It’s difficult to make a choice because there are many that correspond. But I think especially of the diptych Lewis & Clark and Discoveries, The Quest For El Dorado or Detective: City of Angels. Where I was able to fully express myself on subjects close to my heart. Where I was able to create in total freedom, experimenting as well and developing universes that I particularly cherish.
Following on from that, is there a board game that you feel is your ‘magnum opus’?
Not yet, still expecting because: “You have to have a high conception, not of what you are doing, but of what you may do one day: without that, there’s no point in working.” – Edgar Degas
Do you ever play the games that you illustrate, either during the process or after production?
Previously, with less gaming experience, I always wanted to play the games I was illustrating. But now, solid exchanges and a good presentation are usually enough for me. Or lots of pics, examples of gameplay. Also, I wish to be able to (re)discover the games when I receive them, months or even years later. This way, I can fully enjoy them.
Time permitting, do you still like to play board games and RPGs?
I no longer have enough time to play RPGs, nor do I have enough interested acquaintances. But, more often with my family, we enjoy playing games like Everdell, Ticket to Ride, or other card games like Abluxxen.
Have you got any new and exciting projects you are allowed to tell us about?
Unfortunately, all – very – top secret!
I believe you still use what would probably be described as ‘traditional’ methods for your illustrations: pencils, acrylic paint and the like, which are then digitized for printing. Is this pure preference, part of your training, or a mini rebellion against creating digital art?
Right. It’s mainly what I learned and what I like. Also, over time, I realize that traditional work has more and more value and brings real added value to my illustrations. And, very pragmatically, I need a physical connection with my illustration, my medium; I love to touch the paper, feel the thickness of the paint, and the smell of the tools and materials.
I have nothing against digital art, on the contrary, I am very interested in it and I am not elitist or self-centered at all. There is always something to learn and take away from other techniques.
What happens to the original artwork?

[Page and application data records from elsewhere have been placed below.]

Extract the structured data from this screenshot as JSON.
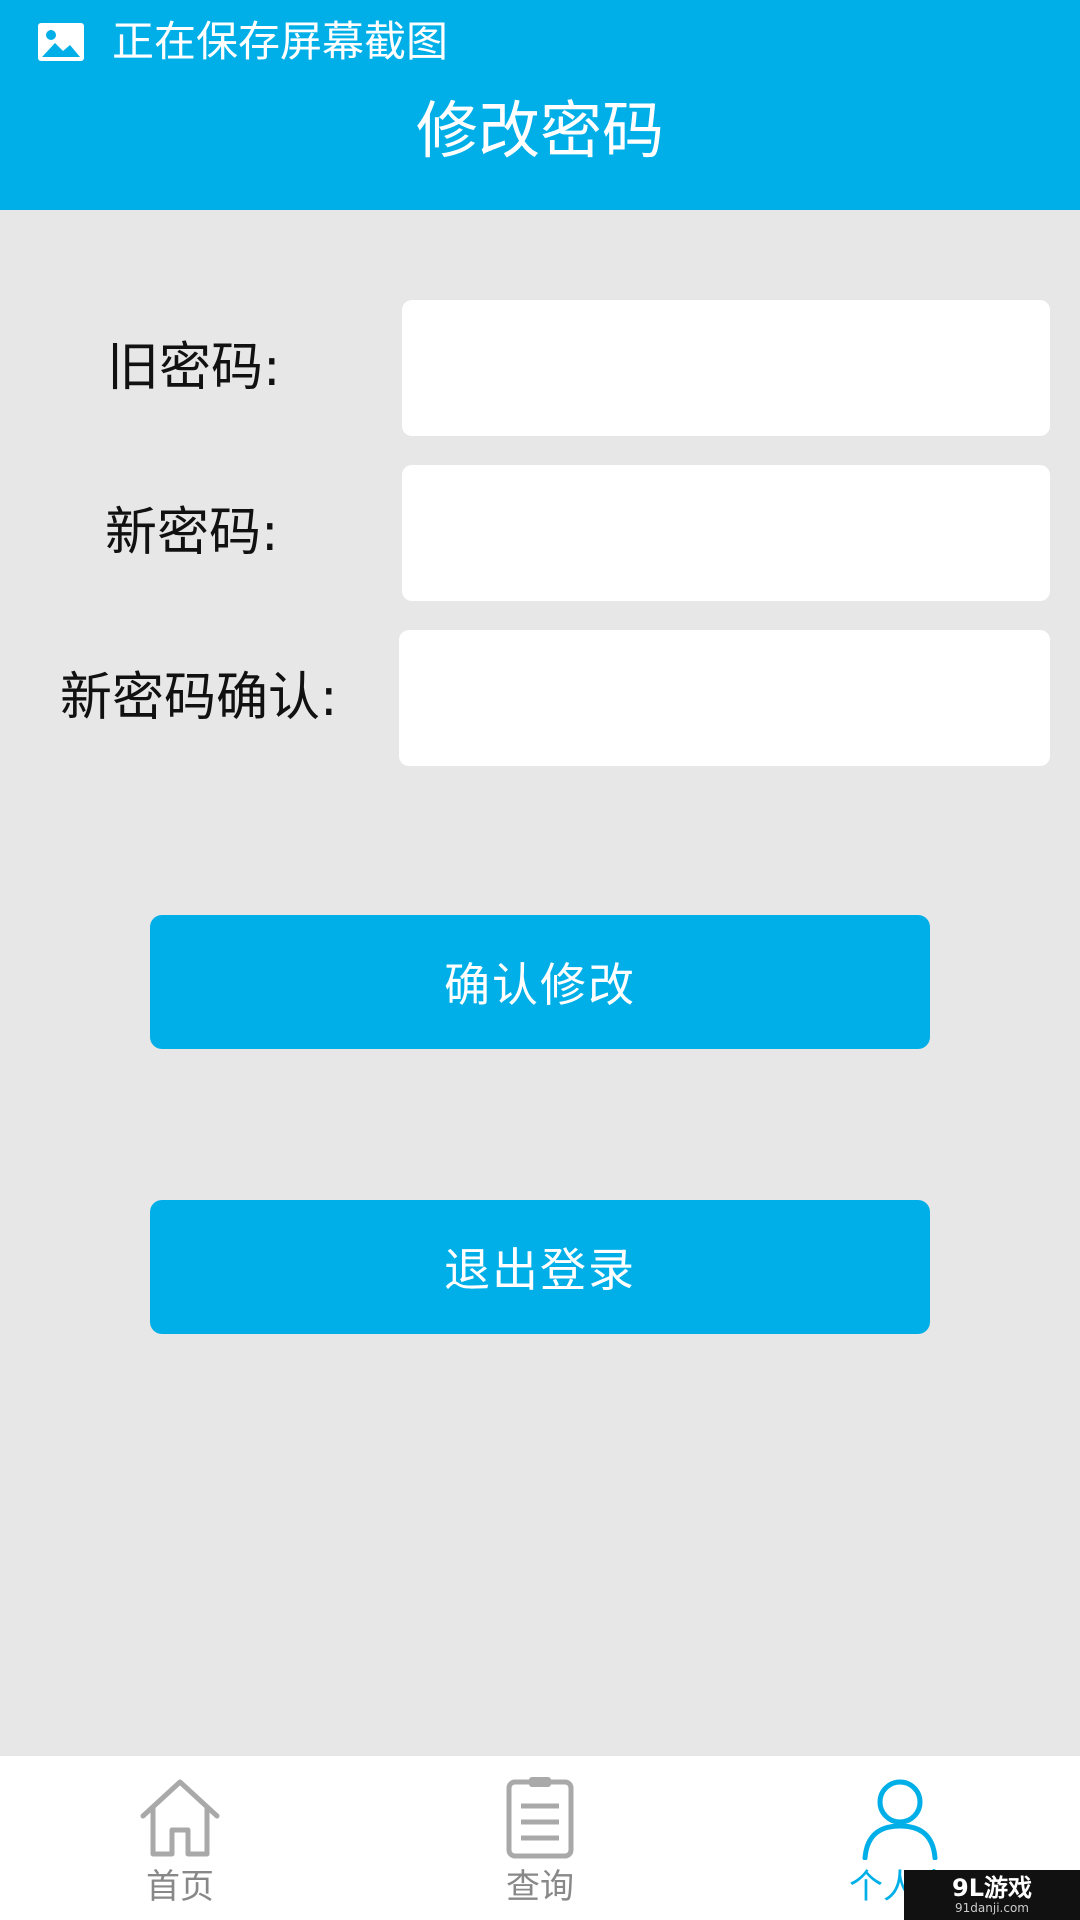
{
  "status_bar": {
    "icon": "image-icon",
    "text": "正在保存屏幕截图"
  },
  "header": {
    "title": "修改密码"
  },
  "form": {
    "old_password": {
      "label": "旧密码:",
      "value": "",
      "placeholder": ""
    },
    "new_password": {
      "label": "新密码:",
      "value": "",
      "placeholder": ""
    },
    "confirm_password": {
      "label": "新密码确认:",
      "value": "",
      "placeholder": ""
    }
  },
  "buttons": {
    "confirm_label": "确认修改",
    "logout_label": "退出登录"
  },
  "bottom_nav": {
    "items": [
      {
        "label": "首页",
        "icon": "home-icon",
        "active": false
      },
      {
        "label": "查询",
        "icon": "clipboard-icon",
        "active": false
      },
      {
        "label": "个人中",
        "icon": "user-icon",
        "active": true
      }
    ]
  },
  "watermark": {
    "main": "9L游戏",
    "sub": "91danji.com"
  },
  "colors": {
    "accent": "#00afe8",
    "background": "#e7e7e8",
    "inactive_icon": "#a9a9a9",
    "inactive_text": "#888888"
  }
}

I keep all the originals at home, well protected (perhaps 9 000 pieces now?). I do sell some, it’s possible, I don’t have a catalogue and you have to write to me directly. And for editorial work, I take care of scanning and preparing my illustrations for printing.
The originals never leave my home (except for a sale or an exhibition of course) and I also know that all the files I send are well calibrated and adjusted for the best possible printing, following the guidelines of the manufacturers.
Having studied and been a teacher at École Émile Cohl, have you got any top tips for anyone wanting to become an illustrator of board games and RPGs?
Be curious about everything, do not impose limits on yourself, do not reject any opening, do not be impervious to change. Question yourself, always think on long-term, and be proud of what you create.
I think it’s very easy to find work when starting out as an illustrator, but much more difficult and complex to still be in the game 10 years later! You need to have a broad vision of your work and career, be ambitious and give yourself the means to succeed.
Feed yourself with images constantly, whether on the net, in artbooks, everywhere, all the time. Transmit and share. Think primarily of the person who will look at your illustrations, do not work ‘only’ for yourself or your bills. And most importantly, in three words: work, work, work!
Thank you so much for answering these questions I have found it fascinating!
OK, thanks a lot, the questions are very interesting!